  • At 4 months, dose of study drug was increased to 20MG weekly (or matching placebo)
  • A computerized algorithm (based on levels of centrally measured laboratory values and reported symptoms, assessed every 2 months) was used to adjust the dose of study drug in a standardized manner

Outcomes

Comparisons are low-dose methotrexate versus placebo

Primary Outcomes

Nonfatal MI, nonfatal stroke, hospitalization for unstable angina requiring revascularization
201 (4.13%) vs. 207 (4.31%); HR 0.96 (95% CI 0.79-1.16); p = 0.67

Secondary Outcomes

Death from any cause
96 (1.80%) vs. 83 (1.55%); HR 1.16 (95% CI 0.87-1.56)
Primary outcome or any coronary revascularization
278 (5.86%) vs. 288 (6.15%); HR 0.95 (95% CI 0.81-1.12)
Hospitalization for congestive heart failure
48 (0.95%) vs. 53 (1.06%); HR 1.06 (95% CI 0.60-1.31)
Nonfatal MI
113 (2.29%) vs. 114 (2.32%); HR 0.99 (95% CI 0.76-1.29)

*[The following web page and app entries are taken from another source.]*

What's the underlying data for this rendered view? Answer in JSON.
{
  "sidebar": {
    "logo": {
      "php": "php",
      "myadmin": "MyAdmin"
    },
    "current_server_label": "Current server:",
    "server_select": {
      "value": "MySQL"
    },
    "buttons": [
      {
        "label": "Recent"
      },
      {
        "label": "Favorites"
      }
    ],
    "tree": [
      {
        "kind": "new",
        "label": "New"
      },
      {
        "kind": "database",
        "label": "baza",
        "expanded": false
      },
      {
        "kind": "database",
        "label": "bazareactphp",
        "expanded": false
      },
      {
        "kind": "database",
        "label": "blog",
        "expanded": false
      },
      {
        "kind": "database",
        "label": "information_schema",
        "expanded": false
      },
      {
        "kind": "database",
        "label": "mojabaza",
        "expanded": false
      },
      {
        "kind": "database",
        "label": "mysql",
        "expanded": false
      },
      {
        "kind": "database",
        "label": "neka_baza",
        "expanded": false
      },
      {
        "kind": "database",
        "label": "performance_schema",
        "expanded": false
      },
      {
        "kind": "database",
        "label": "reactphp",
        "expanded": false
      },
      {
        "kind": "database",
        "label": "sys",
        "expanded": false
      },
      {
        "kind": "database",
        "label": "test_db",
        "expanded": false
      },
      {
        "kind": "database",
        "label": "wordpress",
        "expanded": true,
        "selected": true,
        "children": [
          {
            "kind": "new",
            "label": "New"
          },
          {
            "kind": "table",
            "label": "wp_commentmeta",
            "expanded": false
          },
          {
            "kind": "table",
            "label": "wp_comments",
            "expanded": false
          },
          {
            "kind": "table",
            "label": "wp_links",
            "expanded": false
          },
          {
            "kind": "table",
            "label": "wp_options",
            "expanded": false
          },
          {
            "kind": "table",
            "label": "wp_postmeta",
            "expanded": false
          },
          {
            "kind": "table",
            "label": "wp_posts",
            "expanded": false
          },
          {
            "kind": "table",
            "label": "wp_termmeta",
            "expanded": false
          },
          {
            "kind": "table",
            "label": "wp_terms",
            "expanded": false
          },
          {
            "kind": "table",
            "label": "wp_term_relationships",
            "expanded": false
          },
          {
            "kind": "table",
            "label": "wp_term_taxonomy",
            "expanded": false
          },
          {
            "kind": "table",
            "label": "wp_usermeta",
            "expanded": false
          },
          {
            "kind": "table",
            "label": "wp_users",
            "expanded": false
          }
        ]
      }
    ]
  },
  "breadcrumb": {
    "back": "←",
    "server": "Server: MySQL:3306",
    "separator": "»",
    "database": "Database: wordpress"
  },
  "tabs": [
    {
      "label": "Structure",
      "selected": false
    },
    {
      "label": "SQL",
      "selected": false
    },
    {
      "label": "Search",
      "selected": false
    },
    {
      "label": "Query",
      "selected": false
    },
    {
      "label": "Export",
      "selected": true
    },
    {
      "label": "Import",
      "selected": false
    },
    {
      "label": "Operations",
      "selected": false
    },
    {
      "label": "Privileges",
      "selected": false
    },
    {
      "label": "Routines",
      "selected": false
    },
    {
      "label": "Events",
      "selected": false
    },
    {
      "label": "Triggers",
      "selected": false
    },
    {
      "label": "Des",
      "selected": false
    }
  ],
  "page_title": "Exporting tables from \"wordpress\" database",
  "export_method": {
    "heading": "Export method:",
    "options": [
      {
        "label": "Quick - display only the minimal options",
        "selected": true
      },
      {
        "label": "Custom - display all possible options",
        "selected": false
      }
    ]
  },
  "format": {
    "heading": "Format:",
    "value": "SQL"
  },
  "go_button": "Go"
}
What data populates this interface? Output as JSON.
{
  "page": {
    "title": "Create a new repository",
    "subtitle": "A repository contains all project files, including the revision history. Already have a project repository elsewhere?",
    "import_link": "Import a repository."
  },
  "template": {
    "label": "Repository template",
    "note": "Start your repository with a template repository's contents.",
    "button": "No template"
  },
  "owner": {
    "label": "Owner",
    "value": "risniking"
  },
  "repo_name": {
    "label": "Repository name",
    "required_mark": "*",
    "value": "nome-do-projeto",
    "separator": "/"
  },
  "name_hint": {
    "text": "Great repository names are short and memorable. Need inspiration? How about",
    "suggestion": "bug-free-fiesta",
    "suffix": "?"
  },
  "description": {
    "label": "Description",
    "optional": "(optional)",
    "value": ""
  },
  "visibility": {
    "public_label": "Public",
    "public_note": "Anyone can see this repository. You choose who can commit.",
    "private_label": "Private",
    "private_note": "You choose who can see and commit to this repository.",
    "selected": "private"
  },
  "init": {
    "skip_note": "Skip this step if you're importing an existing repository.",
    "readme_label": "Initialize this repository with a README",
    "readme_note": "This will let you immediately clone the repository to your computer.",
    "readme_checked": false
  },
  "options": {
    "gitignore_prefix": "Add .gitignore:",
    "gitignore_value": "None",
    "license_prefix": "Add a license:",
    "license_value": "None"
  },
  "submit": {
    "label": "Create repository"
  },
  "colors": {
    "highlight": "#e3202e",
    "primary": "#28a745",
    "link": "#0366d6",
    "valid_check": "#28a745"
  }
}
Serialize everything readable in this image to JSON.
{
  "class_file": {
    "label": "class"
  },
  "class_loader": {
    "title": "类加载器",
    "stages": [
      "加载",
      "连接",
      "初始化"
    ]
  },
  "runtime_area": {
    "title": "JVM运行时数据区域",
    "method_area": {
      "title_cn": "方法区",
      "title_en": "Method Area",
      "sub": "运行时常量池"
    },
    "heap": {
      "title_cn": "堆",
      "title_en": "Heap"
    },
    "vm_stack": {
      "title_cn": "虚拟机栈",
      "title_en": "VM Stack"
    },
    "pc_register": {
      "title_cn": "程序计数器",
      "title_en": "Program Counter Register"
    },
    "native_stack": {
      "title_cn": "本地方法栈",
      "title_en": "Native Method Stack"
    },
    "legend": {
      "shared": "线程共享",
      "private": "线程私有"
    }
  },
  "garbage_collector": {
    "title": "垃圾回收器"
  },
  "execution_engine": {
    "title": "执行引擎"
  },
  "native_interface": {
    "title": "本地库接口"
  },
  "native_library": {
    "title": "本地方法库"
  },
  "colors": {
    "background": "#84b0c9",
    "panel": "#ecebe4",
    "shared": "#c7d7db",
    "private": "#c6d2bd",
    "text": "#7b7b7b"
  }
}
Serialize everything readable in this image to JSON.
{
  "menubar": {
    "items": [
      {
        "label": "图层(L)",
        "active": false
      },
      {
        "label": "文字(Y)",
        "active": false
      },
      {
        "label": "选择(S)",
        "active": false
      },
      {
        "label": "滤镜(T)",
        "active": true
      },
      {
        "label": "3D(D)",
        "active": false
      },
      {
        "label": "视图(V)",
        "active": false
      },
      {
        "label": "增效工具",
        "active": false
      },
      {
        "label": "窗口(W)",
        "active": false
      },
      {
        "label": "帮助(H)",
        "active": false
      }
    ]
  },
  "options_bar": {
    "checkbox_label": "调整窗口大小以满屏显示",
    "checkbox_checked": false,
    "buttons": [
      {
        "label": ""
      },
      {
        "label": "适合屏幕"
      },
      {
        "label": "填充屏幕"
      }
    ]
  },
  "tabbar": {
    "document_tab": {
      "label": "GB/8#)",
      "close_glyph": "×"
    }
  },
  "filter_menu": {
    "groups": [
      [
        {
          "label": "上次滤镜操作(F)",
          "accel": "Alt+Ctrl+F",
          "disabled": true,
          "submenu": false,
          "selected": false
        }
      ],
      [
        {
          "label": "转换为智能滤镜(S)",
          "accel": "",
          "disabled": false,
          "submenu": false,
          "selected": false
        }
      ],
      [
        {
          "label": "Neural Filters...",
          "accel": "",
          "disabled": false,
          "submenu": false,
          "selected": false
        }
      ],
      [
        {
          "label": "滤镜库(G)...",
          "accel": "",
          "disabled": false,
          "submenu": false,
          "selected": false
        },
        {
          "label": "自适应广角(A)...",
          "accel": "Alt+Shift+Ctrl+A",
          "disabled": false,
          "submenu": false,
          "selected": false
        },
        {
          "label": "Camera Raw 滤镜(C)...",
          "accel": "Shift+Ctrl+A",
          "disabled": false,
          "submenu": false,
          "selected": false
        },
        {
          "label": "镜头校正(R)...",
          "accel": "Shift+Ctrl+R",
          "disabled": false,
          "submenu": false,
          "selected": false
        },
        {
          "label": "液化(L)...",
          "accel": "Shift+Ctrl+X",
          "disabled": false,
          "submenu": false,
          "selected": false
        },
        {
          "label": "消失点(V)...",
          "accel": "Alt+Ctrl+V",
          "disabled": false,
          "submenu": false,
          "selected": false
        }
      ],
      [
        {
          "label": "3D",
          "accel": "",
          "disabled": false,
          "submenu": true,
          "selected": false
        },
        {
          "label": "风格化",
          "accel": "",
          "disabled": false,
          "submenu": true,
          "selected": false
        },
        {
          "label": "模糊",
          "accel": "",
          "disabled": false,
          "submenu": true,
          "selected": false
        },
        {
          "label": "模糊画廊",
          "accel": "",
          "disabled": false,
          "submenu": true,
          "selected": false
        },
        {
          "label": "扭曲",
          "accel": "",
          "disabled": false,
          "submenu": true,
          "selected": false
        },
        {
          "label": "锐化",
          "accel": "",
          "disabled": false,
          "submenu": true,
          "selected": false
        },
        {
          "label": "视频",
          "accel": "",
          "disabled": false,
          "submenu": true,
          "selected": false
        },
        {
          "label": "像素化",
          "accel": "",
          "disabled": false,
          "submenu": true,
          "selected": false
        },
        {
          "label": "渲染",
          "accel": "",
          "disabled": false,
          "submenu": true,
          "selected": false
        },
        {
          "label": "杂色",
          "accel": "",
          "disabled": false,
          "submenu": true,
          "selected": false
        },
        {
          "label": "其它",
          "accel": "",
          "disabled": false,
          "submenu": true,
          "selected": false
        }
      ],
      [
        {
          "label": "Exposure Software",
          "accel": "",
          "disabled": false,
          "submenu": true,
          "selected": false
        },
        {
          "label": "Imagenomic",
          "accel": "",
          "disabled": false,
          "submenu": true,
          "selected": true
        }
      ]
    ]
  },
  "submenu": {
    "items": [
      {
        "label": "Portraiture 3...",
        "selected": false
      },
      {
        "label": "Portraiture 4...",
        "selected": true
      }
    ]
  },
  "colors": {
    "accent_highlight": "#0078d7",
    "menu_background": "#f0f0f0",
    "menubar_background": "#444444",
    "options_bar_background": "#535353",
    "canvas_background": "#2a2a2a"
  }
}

Safety Outcomes

Serious adverse event
569 (13.5/100 person-yr) vs. 549 (13.0/100 person-yr); p = 0.52
Any cancer
52 (1.03/100 person-yr) vs. 30 (0.60/100 person-yr); p = 0.02
Elevated ALT
49 (0.97/100 person-yr) vs. 17 (0.34/100 person-yr); p < 0.001
Leukopenia
241 (5.14/100 person-yr) vs. 172 (3.63/100 person-yr); p < 0.001

Subgroup Analyses

  • There were no significant interactions according to type of index event, time since index event, status with respect to diabetes or the metabolic syndrome at the time of enrollment, time spent enrolled in the trial, or levels of baseline high-sensitivity c-reactive protein

Criticisms

  • Run-in phase lasting 5-8 weeks reduces generalizability, as only patients who are known to tolerate methotrexate initiation were included in the study
  • Lack of decrease in inflammatory markers at 8 months with the administered dose of methotrexate does not exclude the possibility that a more effective dose may result in achievement of suppression of inflammatory activity and reduction in cardiovascular outcomes
  • Unlike CANTOS, there was no requirement for elevated inflammatory markers at study entry, and thus median hsCRP at enrollment was low (1.6mg/L versus 4.2mg/L in CANTOS). Thus, lack of residual inflammatory activity in many enrolled patients may have contributed to lack of observed effect with methotrexate.

Funding

  • Study supported by the NHLBI

Further Reading